> [Instructions to follow]: What lines of the data hold the string "preview"? Copy them all.

[Dataset excerpts]

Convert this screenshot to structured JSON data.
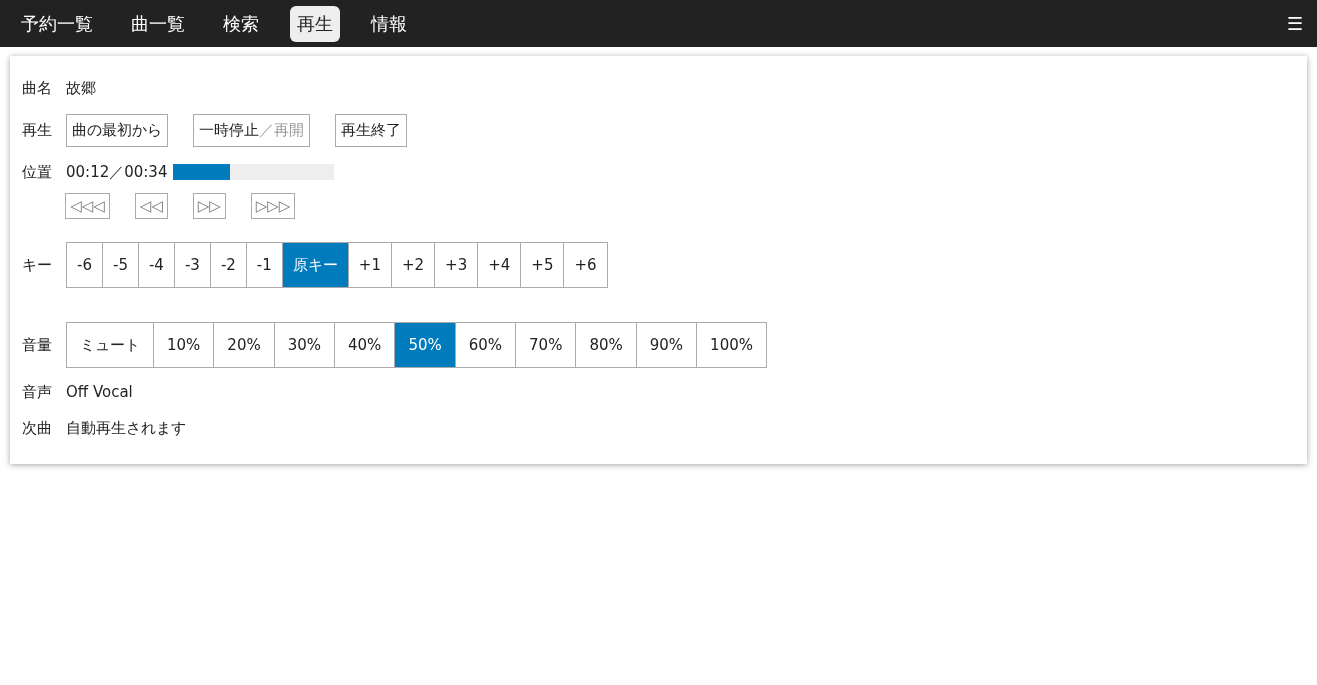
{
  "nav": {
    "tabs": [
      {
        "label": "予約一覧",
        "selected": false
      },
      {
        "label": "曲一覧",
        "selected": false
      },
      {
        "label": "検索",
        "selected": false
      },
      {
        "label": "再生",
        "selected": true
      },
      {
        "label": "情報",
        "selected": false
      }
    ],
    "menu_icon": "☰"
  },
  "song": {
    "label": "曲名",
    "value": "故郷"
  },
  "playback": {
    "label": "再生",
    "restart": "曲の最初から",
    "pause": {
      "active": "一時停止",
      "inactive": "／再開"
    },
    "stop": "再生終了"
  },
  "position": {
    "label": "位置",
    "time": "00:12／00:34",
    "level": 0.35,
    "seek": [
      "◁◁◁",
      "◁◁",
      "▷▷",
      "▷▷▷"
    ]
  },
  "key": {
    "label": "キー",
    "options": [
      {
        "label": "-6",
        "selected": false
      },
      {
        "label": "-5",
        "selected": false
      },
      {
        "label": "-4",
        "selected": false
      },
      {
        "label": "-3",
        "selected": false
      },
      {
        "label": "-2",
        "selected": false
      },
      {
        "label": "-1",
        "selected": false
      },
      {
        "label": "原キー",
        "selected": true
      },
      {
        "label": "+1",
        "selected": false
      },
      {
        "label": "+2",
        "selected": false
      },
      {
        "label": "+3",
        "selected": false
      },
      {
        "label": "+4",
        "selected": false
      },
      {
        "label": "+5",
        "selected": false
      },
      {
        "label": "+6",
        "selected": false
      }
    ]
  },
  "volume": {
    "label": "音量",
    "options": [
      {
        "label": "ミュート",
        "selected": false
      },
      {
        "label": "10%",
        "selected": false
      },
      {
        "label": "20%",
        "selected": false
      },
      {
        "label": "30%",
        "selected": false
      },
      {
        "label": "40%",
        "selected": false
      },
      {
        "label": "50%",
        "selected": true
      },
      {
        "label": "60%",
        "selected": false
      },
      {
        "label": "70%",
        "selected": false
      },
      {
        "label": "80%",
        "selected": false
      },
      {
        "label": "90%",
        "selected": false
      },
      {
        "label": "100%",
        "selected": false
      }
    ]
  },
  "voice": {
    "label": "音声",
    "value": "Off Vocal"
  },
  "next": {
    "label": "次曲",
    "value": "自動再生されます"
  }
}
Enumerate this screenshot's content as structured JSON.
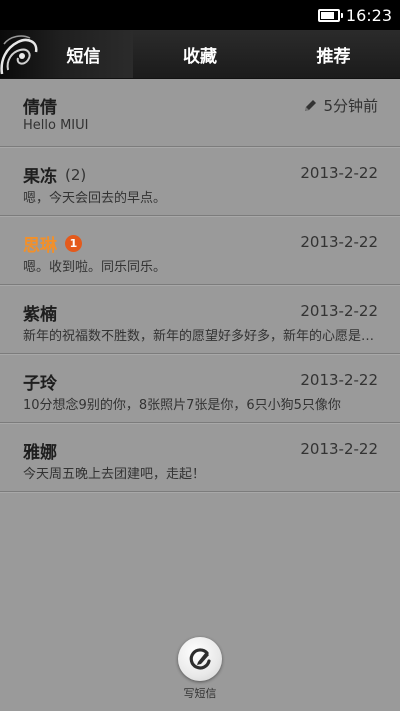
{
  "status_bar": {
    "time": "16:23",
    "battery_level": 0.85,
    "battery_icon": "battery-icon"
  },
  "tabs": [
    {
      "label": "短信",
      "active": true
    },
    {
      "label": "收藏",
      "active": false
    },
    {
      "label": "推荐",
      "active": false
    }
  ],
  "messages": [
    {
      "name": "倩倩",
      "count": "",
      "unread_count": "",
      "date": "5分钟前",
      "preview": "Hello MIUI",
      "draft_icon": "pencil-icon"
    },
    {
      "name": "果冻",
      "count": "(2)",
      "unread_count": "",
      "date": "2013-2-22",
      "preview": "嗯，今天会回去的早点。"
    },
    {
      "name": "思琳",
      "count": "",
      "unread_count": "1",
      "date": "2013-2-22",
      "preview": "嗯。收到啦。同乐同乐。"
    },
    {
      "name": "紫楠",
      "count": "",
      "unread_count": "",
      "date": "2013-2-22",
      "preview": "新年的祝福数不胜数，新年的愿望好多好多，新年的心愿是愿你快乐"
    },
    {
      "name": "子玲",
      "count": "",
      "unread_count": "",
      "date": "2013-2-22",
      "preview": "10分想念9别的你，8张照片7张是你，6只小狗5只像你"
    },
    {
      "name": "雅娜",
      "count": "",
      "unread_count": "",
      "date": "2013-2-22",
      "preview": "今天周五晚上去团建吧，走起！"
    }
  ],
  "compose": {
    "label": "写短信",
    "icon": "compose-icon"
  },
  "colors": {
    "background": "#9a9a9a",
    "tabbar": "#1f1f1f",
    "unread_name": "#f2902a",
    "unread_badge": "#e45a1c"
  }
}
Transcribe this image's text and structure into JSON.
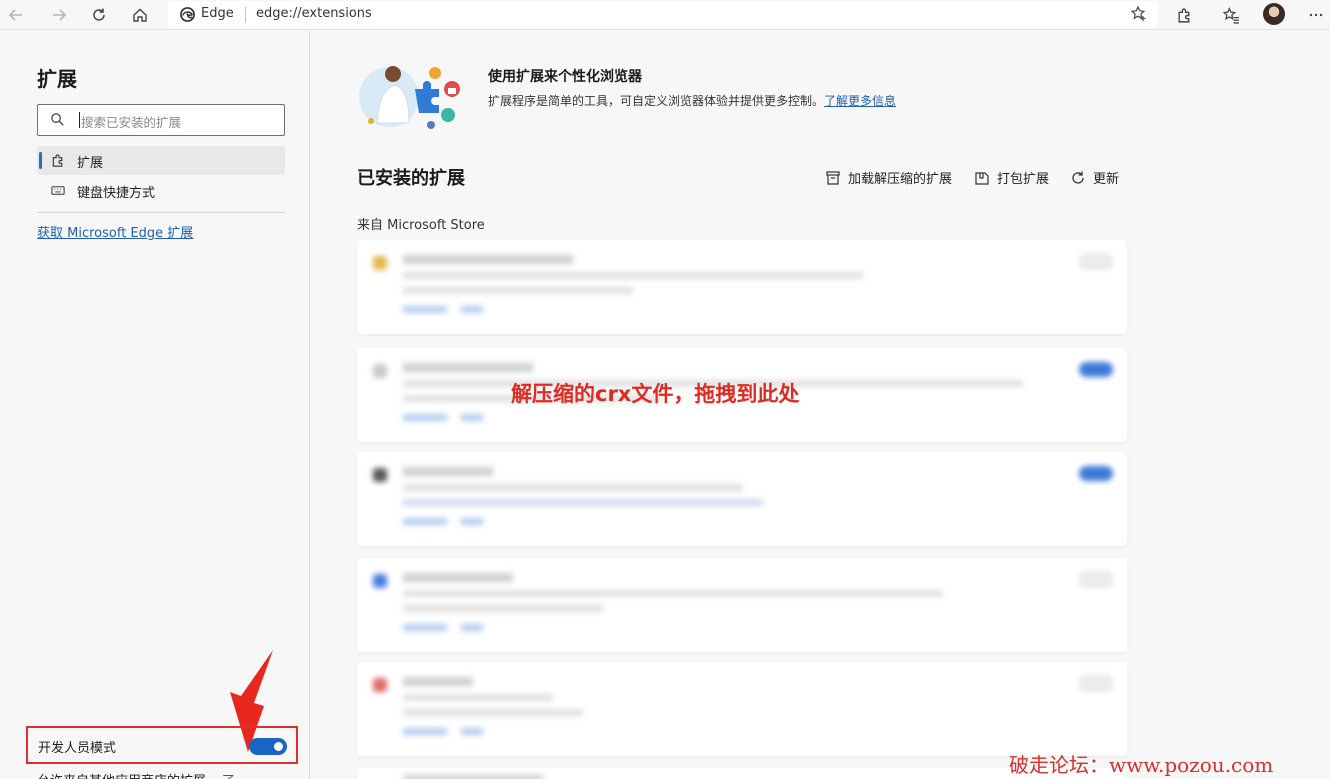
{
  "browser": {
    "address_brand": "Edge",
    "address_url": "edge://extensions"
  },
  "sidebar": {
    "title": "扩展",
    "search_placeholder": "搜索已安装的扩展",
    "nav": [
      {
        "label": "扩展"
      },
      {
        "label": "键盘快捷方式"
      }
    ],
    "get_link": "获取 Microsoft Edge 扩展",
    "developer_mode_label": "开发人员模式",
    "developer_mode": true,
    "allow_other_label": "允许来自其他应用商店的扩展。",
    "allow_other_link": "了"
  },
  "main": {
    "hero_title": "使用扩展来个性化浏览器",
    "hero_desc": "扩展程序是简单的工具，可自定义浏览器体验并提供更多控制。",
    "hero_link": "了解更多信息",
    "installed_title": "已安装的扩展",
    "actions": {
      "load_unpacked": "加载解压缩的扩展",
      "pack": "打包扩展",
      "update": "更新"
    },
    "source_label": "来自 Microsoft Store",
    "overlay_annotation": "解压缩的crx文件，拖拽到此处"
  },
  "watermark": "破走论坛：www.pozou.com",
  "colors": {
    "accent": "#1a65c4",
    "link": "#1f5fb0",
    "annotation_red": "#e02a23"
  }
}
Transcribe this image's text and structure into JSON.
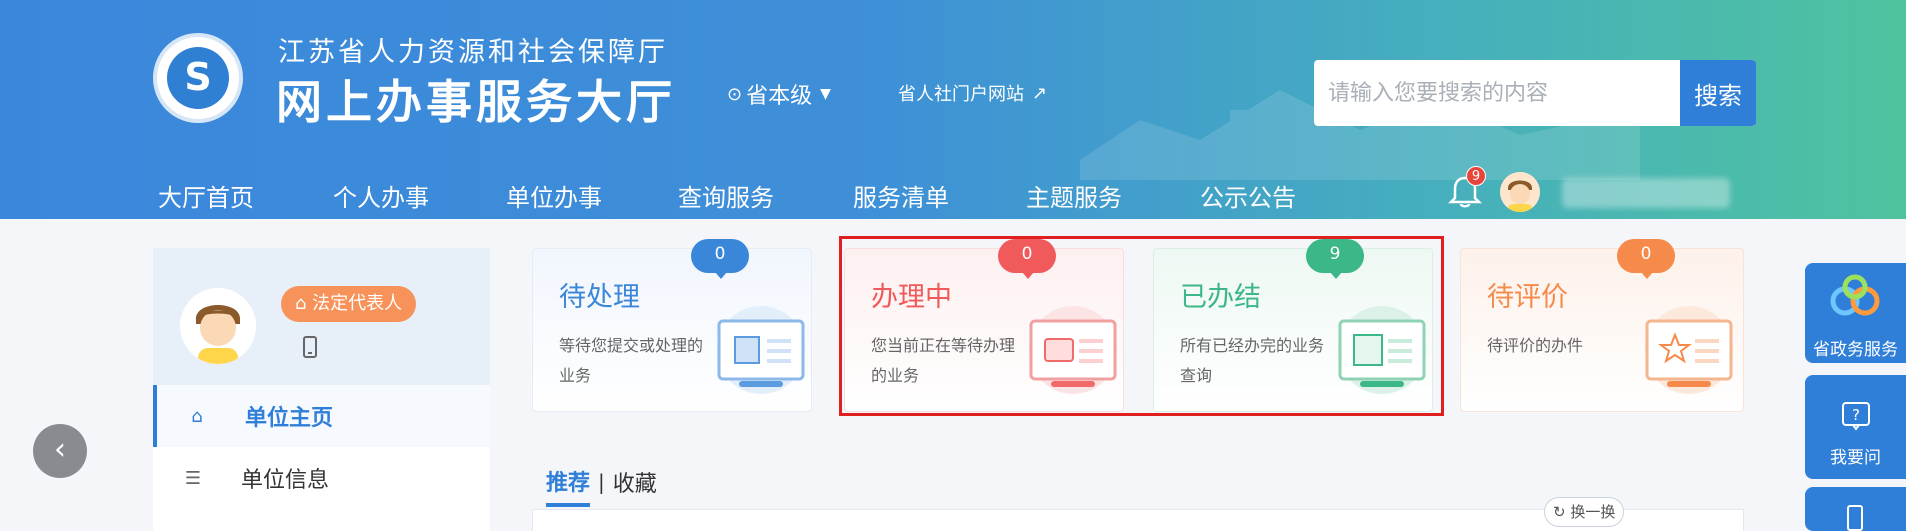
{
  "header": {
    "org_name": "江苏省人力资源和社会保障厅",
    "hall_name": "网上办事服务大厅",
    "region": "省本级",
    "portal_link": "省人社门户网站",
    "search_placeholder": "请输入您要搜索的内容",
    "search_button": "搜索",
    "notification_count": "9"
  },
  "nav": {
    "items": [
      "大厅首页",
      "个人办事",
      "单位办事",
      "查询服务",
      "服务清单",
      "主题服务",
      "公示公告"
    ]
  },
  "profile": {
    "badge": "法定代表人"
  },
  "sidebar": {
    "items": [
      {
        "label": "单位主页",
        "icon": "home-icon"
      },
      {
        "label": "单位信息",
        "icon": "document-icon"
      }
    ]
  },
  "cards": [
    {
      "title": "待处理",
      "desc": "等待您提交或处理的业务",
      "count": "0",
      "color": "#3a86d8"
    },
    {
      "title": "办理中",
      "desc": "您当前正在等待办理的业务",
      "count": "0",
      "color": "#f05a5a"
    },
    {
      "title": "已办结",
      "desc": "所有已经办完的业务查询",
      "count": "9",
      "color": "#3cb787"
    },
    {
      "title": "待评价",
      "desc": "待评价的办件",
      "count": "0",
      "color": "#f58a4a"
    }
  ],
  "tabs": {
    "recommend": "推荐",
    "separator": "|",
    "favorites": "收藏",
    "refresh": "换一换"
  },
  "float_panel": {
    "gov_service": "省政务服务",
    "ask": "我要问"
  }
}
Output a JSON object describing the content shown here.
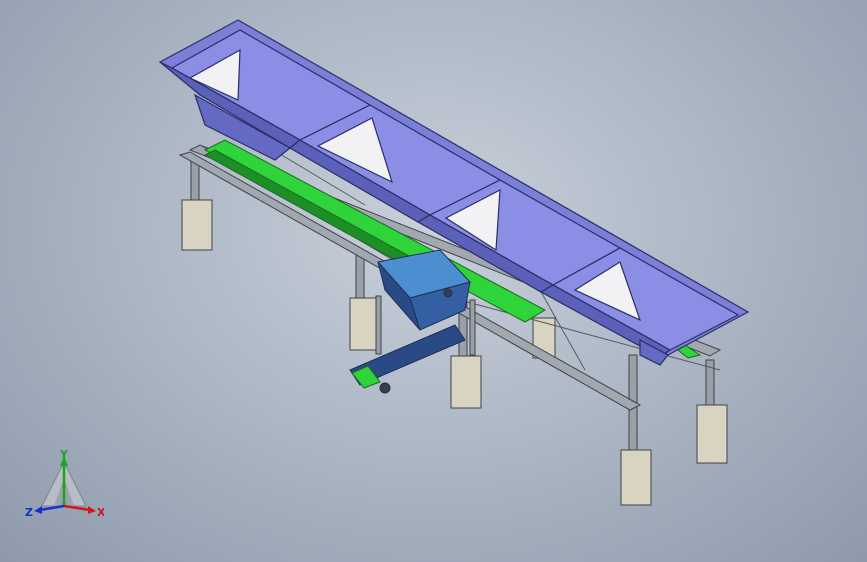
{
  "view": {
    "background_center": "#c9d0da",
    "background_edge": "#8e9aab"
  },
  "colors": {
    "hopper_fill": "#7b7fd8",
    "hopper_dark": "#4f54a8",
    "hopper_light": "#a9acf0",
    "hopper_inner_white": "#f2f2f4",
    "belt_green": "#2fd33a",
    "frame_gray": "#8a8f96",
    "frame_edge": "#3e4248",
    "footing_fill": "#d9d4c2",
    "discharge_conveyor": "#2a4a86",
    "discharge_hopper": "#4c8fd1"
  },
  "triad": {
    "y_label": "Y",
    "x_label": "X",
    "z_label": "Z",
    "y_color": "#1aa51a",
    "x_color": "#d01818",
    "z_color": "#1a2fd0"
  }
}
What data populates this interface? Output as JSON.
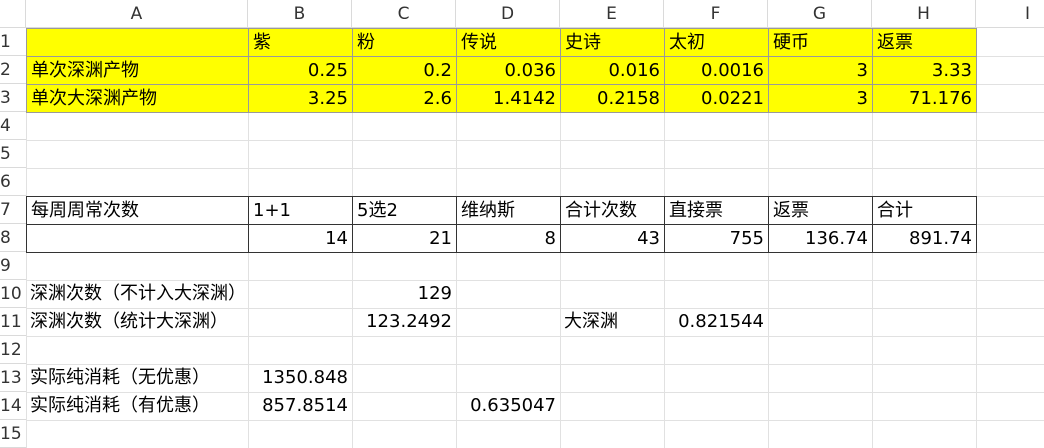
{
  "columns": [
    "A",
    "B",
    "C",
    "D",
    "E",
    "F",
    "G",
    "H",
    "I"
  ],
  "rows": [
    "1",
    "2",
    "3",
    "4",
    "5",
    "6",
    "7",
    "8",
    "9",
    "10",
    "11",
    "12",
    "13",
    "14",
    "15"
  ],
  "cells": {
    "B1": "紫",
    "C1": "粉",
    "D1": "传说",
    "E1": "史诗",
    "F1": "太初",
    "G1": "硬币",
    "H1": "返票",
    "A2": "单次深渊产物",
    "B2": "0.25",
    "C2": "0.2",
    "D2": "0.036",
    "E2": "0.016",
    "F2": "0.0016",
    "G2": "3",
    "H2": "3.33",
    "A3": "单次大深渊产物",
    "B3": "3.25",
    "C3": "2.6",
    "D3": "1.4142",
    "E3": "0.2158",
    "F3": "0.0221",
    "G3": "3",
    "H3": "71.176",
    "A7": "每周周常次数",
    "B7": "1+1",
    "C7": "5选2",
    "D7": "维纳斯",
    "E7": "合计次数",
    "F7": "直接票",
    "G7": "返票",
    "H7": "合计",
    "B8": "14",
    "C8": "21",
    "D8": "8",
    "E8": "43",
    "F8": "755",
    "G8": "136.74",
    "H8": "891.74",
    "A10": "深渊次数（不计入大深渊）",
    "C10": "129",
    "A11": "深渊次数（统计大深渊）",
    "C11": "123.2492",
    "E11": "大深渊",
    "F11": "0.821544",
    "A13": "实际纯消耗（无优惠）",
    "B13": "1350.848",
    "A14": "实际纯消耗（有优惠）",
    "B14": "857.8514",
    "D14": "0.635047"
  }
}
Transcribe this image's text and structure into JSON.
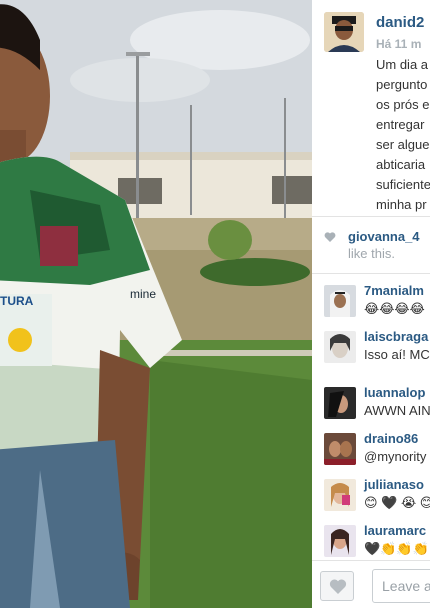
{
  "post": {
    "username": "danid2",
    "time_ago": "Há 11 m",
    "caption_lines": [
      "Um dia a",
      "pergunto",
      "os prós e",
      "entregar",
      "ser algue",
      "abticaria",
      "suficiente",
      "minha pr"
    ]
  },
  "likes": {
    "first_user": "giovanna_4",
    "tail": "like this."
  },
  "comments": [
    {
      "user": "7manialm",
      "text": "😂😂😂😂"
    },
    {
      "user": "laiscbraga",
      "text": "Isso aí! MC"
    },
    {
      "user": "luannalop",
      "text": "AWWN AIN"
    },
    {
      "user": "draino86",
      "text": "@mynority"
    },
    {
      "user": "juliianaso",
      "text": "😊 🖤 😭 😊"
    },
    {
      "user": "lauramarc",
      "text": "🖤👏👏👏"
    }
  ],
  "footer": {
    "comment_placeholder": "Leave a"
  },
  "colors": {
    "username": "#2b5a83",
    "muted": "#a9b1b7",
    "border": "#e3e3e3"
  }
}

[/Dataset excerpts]

> [Exercise answer]:
      "preview": "Hello MIUI",
      "preview": "嗯，今天会回去的早点。"
      "preview": "嗯。收到啦。同乐同乐。"
      "preview": "新年的祝福数不胜数，新年的愿望好多好多，新年的心愿是愿你快乐"
      "preview": "10分想念9别的你，8张照片7张是你，6只小狗5只像你"
      "preview": "今天周五晚上去团建吧，走起！"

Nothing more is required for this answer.